E300 Math/Science Center; Refreshments at 3:30 P.M. in Room E200

Beate Schmittmann - Physics Department, Virginia Tech

Physics far from Equilibrium: Why is it important, why is it interesting, and what can we learn?
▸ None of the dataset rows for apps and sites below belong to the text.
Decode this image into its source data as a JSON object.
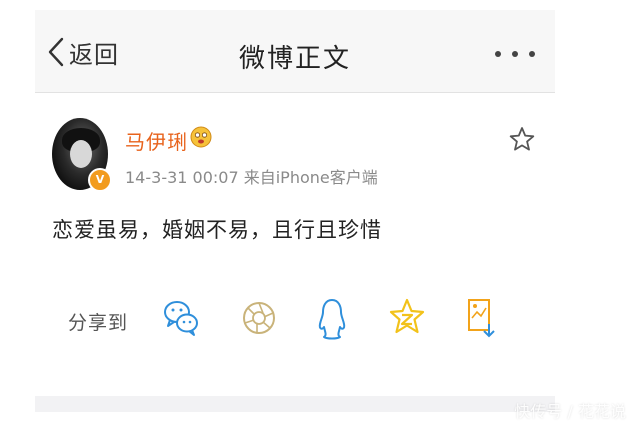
{
  "nav": {
    "back_label": "返回",
    "title": "微博正文"
  },
  "post": {
    "username": "马伊琍",
    "avatar_badge": "V",
    "meta": "14-3-31 00:07  来自iPhone客户端",
    "text": "恋爱虽易，婚姻不易，且行且珍惜"
  },
  "share": {
    "label": "分享到",
    "targets": [
      "wechat-icon",
      "moments-icon",
      "qq-icon",
      "qzone-icon",
      "save-image-icon"
    ]
  },
  "watermark": "快传号 / 花花说",
  "colors": {
    "username": "#e8631c",
    "accent_icon": "#2f8fdb",
    "qzone": "#f2c21a",
    "badge": "#f29b1d"
  }
}
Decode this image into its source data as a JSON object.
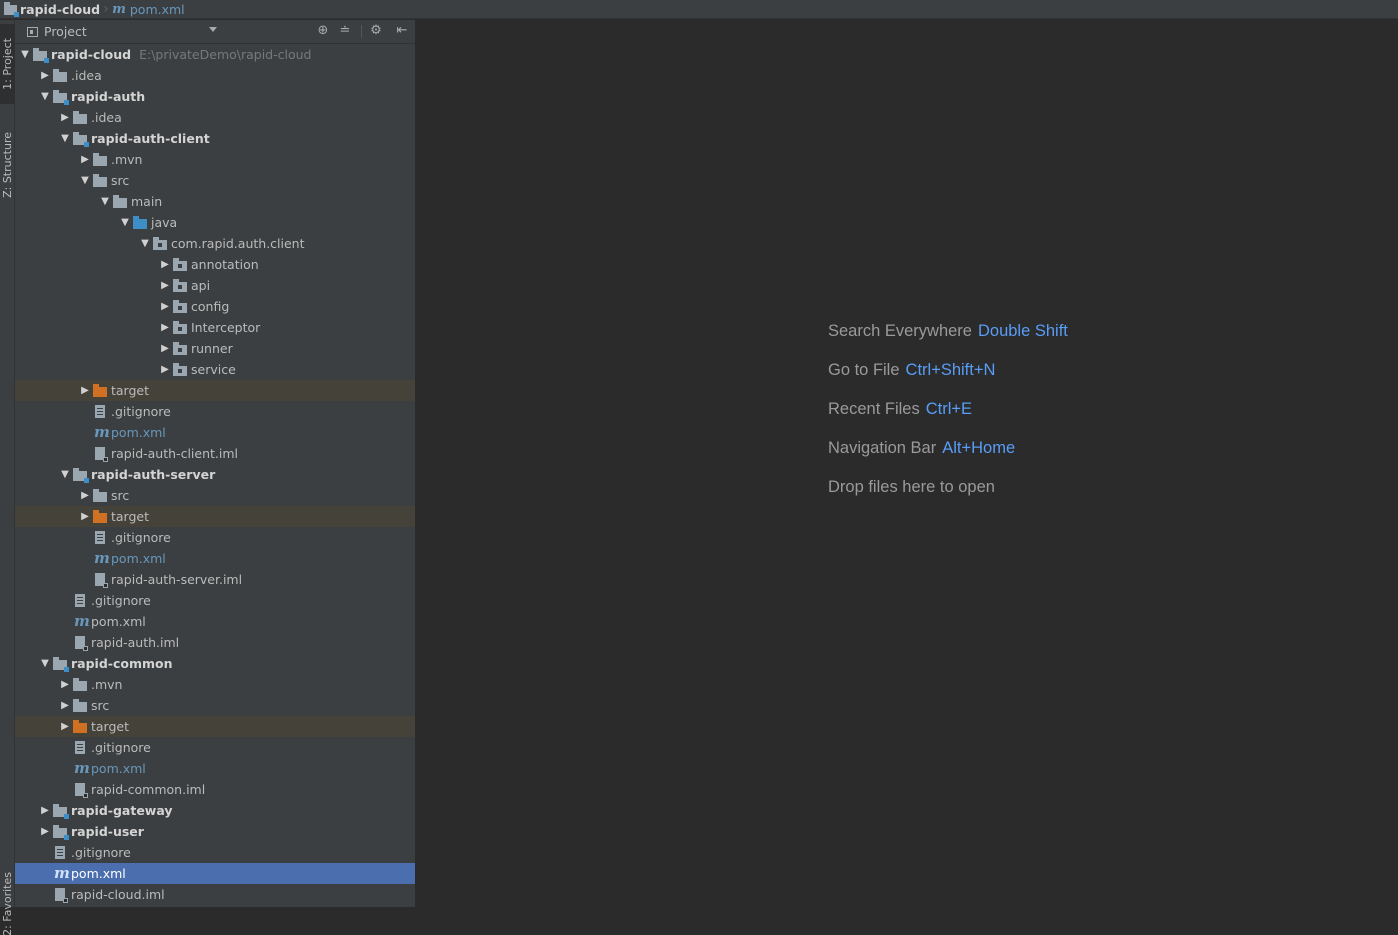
{
  "breadcrumb": {
    "project": "rapid-cloud",
    "file": "pom.xml",
    "file_icon": "m"
  },
  "toolwindows": {
    "project": "1: Project",
    "structure": "Z: Structure",
    "favorites": "2: Favorites"
  },
  "panel": {
    "title": "Project"
  },
  "tree": [
    {
      "depth": 0,
      "arrow": "down",
      "icon": "module",
      "label": "rapid-cloud",
      "bold": true,
      "path": "E:\\privateDemo\\rapid-cloud"
    },
    {
      "depth": 1,
      "arrow": "right",
      "icon": "folder",
      "label": ".idea"
    },
    {
      "depth": 1,
      "arrow": "down",
      "icon": "module",
      "label": "rapid-auth",
      "bold": true
    },
    {
      "depth": 2,
      "arrow": "right",
      "icon": "folder",
      "label": ".idea"
    },
    {
      "depth": 2,
      "arrow": "down",
      "icon": "module",
      "label": "rapid-auth-client",
      "bold": true
    },
    {
      "depth": 3,
      "arrow": "right",
      "icon": "folder",
      "label": ".mvn"
    },
    {
      "depth": 3,
      "arrow": "down",
      "icon": "folder",
      "label": "src"
    },
    {
      "depth": 4,
      "arrow": "down",
      "icon": "folder",
      "label": "main"
    },
    {
      "depth": 5,
      "arrow": "down",
      "icon": "source",
      "label": "java"
    },
    {
      "depth": 6,
      "arrow": "down",
      "icon": "package",
      "label": "com.rapid.auth.client"
    },
    {
      "depth": 7,
      "arrow": "right",
      "icon": "package",
      "label": "annotation"
    },
    {
      "depth": 7,
      "arrow": "right",
      "icon": "package",
      "label": "api"
    },
    {
      "depth": 7,
      "arrow": "right",
      "icon": "package",
      "label": "config"
    },
    {
      "depth": 7,
      "arrow": "right",
      "icon": "package",
      "label": "Interceptor"
    },
    {
      "depth": 7,
      "arrow": "right",
      "icon": "package",
      "label": "runner"
    },
    {
      "depth": 7,
      "arrow": "right",
      "icon": "package",
      "label": "service"
    },
    {
      "depth": 3,
      "arrow": "right",
      "icon": "excluded",
      "label": "target",
      "excluded": true
    },
    {
      "depth": 3,
      "arrow": "none",
      "icon": "gitignore",
      "label": ".gitignore"
    },
    {
      "depth": 3,
      "arrow": "none",
      "icon": "maven",
      "label": "pom.xml",
      "maven": true
    },
    {
      "depth": 3,
      "arrow": "none",
      "icon": "iml",
      "label": "rapid-auth-client.iml"
    },
    {
      "depth": 2,
      "arrow": "down",
      "icon": "module",
      "label": "rapid-auth-server",
      "bold": true
    },
    {
      "depth": 3,
      "arrow": "right",
      "icon": "folder",
      "label": "src"
    },
    {
      "depth": 3,
      "arrow": "right",
      "icon": "excluded",
      "label": "target",
      "excluded": true
    },
    {
      "depth": 3,
      "arrow": "none",
      "icon": "gitignore",
      "label": ".gitignore"
    },
    {
      "depth": 3,
      "arrow": "none",
      "icon": "maven",
      "label": "pom.xml",
      "maven": true
    },
    {
      "depth": 3,
      "arrow": "none",
      "icon": "iml",
      "label": "rapid-auth-server.iml"
    },
    {
      "depth": 2,
      "arrow": "none",
      "icon": "gitignore",
      "label": ".gitignore"
    },
    {
      "depth": 2,
      "arrow": "none",
      "icon": "maven",
      "label": "pom.xml"
    },
    {
      "depth": 2,
      "arrow": "none",
      "icon": "iml",
      "label": "rapid-auth.iml"
    },
    {
      "depth": 1,
      "arrow": "down",
      "icon": "module",
      "label": "rapid-common",
      "bold": true
    },
    {
      "depth": 2,
      "arrow": "right",
      "icon": "folder",
      "label": ".mvn"
    },
    {
      "depth": 2,
      "arrow": "right",
      "icon": "folder",
      "label": "src"
    },
    {
      "depth": 2,
      "arrow": "right",
      "icon": "excluded",
      "label": "target",
      "excluded": true
    },
    {
      "depth": 2,
      "arrow": "none",
      "icon": "gitignore",
      "label": ".gitignore"
    },
    {
      "depth": 2,
      "arrow": "none",
      "icon": "maven",
      "label": "pom.xml",
      "maven": true
    },
    {
      "depth": 2,
      "arrow": "none",
      "icon": "iml",
      "label": "rapid-common.iml"
    },
    {
      "depth": 1,
      "arrow": "right",
      "icon": "module",
      "label": "rapid-gateway",
      "bold": true
    },
    {
      "depth": 1,
      "arrow": "right",
      "icon": "module",
      "label": "rapid-user",
      "bold": true
    },
    {
      "depth": 1,
      "arrow": "none",
      "icon": "gitignore",
      "label": ".gitignore"
    },
    {
      "depth": 1,
      "arrow": "none",
      "icon": "maven",
      "label": "pom.xml",
      "selected": true
    },
    {
      "depth": 1,
      "arrow": "none",
      "icon": "iml",
      "label": "rapid-cloud.iml"
    }
  ],
  "editor_hints": [
    {
      "text": "Search Everywhere",
      "key": "Double Shift"
    },
    {
      "text": "Go to File",
      "key": "Ctrl+Shift+N"
    },
    {
      "text": "Recent Files",
      "key": "Ctrl+E"
    },
    {
      "text": "Navigation Bar",
      "key": "Alt+Home"
    },
    {
      "text": "Drop files here to open",
      "key": ""
    }
  ]
}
Though nonequilibrium phenomena abound in nature, they are still only very poorly understood at a fundamental level. Even the study of nonequilibrium steady states, being the simplest generalizations of thermal equilibrium, is still in its early stages. However, investigations of simple model systems have revealed a wealth of unexpected behaviors which differ remarkably from our equilibrium-trained expectations. In my talk, I will introduce some distinguishing features of equilibrium and far-from-equilibrium statistical mechanics and then discuss a paradigmatic model for stochastic particle transport far from equilibrium: the asymmetric simple exclusion process. I will describe recent efforts to develop a comprehensive theory for protein synthesis, building on asymmetric exclusion processes with extended objects, modeling ribosomes covering multiple codons. Some intriguing results for real genes will be presented.